That’s right. I’ve asked for it a number of times, and I’ve heard numerous other restaurant patrons ask for it only to be told that it’s not on the menu. Recently a friend of mine, also incredulous at this glaring omission, asked our waiter why exactly Turkish coffee is not served there. The waiter, apologetic, explained that they used to serve Turkish coffee in the past, but it encouraged local retirees to take up the valuable table spots while buying a single cup of coffee. He pointed out that they now migrated to the nearby Dunkin’ Donuts, where now you can’t find an empty table.
Interestingly enough, prior to learning the mystery of the missing coffee, me and my friend were talking about certain technological deficiencies which were caused not so much by stupidity, but by near-pure malice. I also told him about my (now over a decade old) theory that I call “Reverse Hanlon’s Razor“. I think “the Turkish coffee syndrome” is a much catchier name.
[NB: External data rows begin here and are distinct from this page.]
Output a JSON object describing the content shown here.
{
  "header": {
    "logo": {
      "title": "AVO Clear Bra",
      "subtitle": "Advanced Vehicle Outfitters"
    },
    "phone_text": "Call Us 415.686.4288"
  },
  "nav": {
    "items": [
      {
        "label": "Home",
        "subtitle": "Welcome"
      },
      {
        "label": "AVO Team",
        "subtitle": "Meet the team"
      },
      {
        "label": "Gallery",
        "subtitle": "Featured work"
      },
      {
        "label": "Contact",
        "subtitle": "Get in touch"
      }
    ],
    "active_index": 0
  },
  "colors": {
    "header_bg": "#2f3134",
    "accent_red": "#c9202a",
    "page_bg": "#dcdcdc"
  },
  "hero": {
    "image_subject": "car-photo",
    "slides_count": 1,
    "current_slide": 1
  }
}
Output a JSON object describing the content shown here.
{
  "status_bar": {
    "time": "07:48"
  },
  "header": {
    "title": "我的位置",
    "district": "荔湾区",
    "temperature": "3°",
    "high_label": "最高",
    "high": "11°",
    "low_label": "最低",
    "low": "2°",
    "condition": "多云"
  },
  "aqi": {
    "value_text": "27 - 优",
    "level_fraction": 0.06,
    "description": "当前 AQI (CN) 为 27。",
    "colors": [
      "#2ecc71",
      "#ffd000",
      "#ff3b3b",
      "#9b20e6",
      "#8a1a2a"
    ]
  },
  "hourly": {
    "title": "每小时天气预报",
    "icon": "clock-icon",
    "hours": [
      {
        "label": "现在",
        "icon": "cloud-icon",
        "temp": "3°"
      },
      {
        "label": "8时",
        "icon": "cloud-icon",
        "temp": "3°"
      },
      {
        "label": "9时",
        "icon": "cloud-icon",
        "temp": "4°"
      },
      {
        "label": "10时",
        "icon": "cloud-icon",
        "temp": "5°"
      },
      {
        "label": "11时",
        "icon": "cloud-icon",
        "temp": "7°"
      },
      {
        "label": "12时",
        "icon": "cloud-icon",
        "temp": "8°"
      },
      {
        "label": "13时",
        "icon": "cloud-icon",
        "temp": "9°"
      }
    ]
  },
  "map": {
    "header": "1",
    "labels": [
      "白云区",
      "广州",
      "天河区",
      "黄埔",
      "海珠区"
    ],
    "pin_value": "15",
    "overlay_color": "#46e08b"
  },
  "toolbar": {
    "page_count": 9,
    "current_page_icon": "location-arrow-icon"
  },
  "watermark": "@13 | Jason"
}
In looking at CMS design or hosting nightmare, I often remember this passage from Ellen Ullman’s book:
Well, sometimes it is stupidity. But more often than not the problem is not technogenic in nature. Often it’s political or business-driven. It’s not that the restaurant owners don’t know how to make Turkish coffee. The coffee pots (cezve) and finely ground coffee are sold next door. It’s not even that it takes too long to make the coffee (although that might be a part of the reason). It’s just that the rents in my neighborhood are very high and the table space is at premium, and coffee drinkers tend to linger.